design/title number 3
In traditional publishing, the author writes a query letter or a proposal to a publishing house (or has a literary agent do this for them). If the house decides to publish the book, it buys the rights from the writer and pays a small advance on future royalties. Then it puts up the money to design and package the book, print, market, and distribute the book to the public. If the house decides not, the author can turn to another house or literary agent. In self-publishing the author provided the funds to produce the work and market and distribute the book. In the past, the author printed copies resulting in stacks of unsold books gathering dust in the garage! Print on Demand (POD) technology changed all that.
self publishing arm of Amazon

The fundamental differences between the two are 1) time, 2) money, and 3) control. With traditional publishing, a manuscript can take years to become a book because an author may have to pitch the manuscript to several publishing houses or hundreds of literary agents before it is picked up. With self-publishing, an author can literally have a finished book within six months. But authors have to pay for this service, which can be thousands of dollars. Traditional publishing pays some advance and vigorously promotes your book. When you self-publish, you're all by yourself. Thus self-publishing works best for people who are good at marketing and want control because an editor at a publishing house may turn your manuscript into something very different from what you want.  With self-publishing, the author decides about content, design, and appearance, even where the book is marketed and distributed.

self publishig arm of Simon and Schuster
I am 65 and did not want to wait. I am self-publishing! But then I was confronted with many self-publishing companies that offer various publishing packages. Fortunately, the day I turned over my draft for Round 2 Edit to my editor, I found out that four of the most popular companies (AuthorHouse, iUniverse, xLibris, and Trafford all owned by Author Solutions that is affiliated with Pengin/Random Books) had a 50% off promo but only up to Friday, March 14, in just two days! I quickly asked them to give me up to Monday, March 17. They all did! Together with three other companies that did not have promos (CreateSpace by Amazon, Outskirts Press, and Archway Publishing of Simon and Schuster), I set up a matrix with the following criteria: technical services such as ISBN/Congress/copyright assignment, cover and interior designs, formats and trim sizes available, business services such as retail price and royalties, distribution arms, marketing extras, and intangibles and add-on services. 
independent publishing house
The variety of offerings led me to think clearly what my goal was in publishing the book. Was it to tell my story to friends and relatives or to tell it to a wider audience? If the former, I should select the cheapest alternative which turned out to be $925. If the latter, I should select a completely different type of package, one that would give me the opportunity to be heard by a wider number of people. I chose the latter, at $1,299 (originally $2,599) that had an editorial evaluation service with the package. If the editors deem your book to be worthy, they stamp the book cover with an Editor’s Choice seal and, if your marketing program is deemed adequate, your book is advertised with the Rising Star collection. With sales of 500 books in traditional outlets like bookstores, your book will be stamped a Star and  given financial aid. 

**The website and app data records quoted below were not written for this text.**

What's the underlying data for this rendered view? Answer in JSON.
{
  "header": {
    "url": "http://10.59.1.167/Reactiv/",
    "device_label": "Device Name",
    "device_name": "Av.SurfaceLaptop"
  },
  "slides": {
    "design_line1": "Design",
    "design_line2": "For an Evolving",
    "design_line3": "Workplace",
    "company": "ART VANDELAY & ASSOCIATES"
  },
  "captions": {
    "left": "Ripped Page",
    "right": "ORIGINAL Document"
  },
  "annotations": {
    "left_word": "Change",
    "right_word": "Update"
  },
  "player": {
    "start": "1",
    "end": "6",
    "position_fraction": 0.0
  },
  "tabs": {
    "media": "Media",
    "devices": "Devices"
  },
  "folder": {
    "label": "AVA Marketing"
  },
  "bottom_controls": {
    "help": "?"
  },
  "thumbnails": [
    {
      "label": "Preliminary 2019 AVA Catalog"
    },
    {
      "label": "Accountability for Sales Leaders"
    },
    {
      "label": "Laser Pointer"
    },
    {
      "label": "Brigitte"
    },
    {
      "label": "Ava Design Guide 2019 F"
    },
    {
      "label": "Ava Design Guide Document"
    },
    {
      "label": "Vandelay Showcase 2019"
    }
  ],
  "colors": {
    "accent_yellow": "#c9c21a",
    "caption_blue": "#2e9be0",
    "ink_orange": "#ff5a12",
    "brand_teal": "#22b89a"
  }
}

one of four by Author Solutions
So I bought the chance to be in these Recognition Programs for $325 more. Even if I do not land them, the editorial evaluation alone will enable me to improve my book. Besides, with the royalties provided, it means only an additional 300 books to recoup the additional investment. I thought it was worth the risk.
one of four by Author Solutions

At the time of this writing, I have signed the Publishing Agreement with iUniverse and I have at most six months to turn over my manuscript to them. I plan to do so before Bill and I leave for Europe on May 17. Six months after, I will have a book on the market!

one of four by Author Solutions
In other words, I have finally committed to deliver to you, my dear readers, a book about what you have been reading about in this blog: our four and a half year cruise of North America…with all the juicy stories behind the scenes! 
one of four by Author Solutions and the one with whom I signed up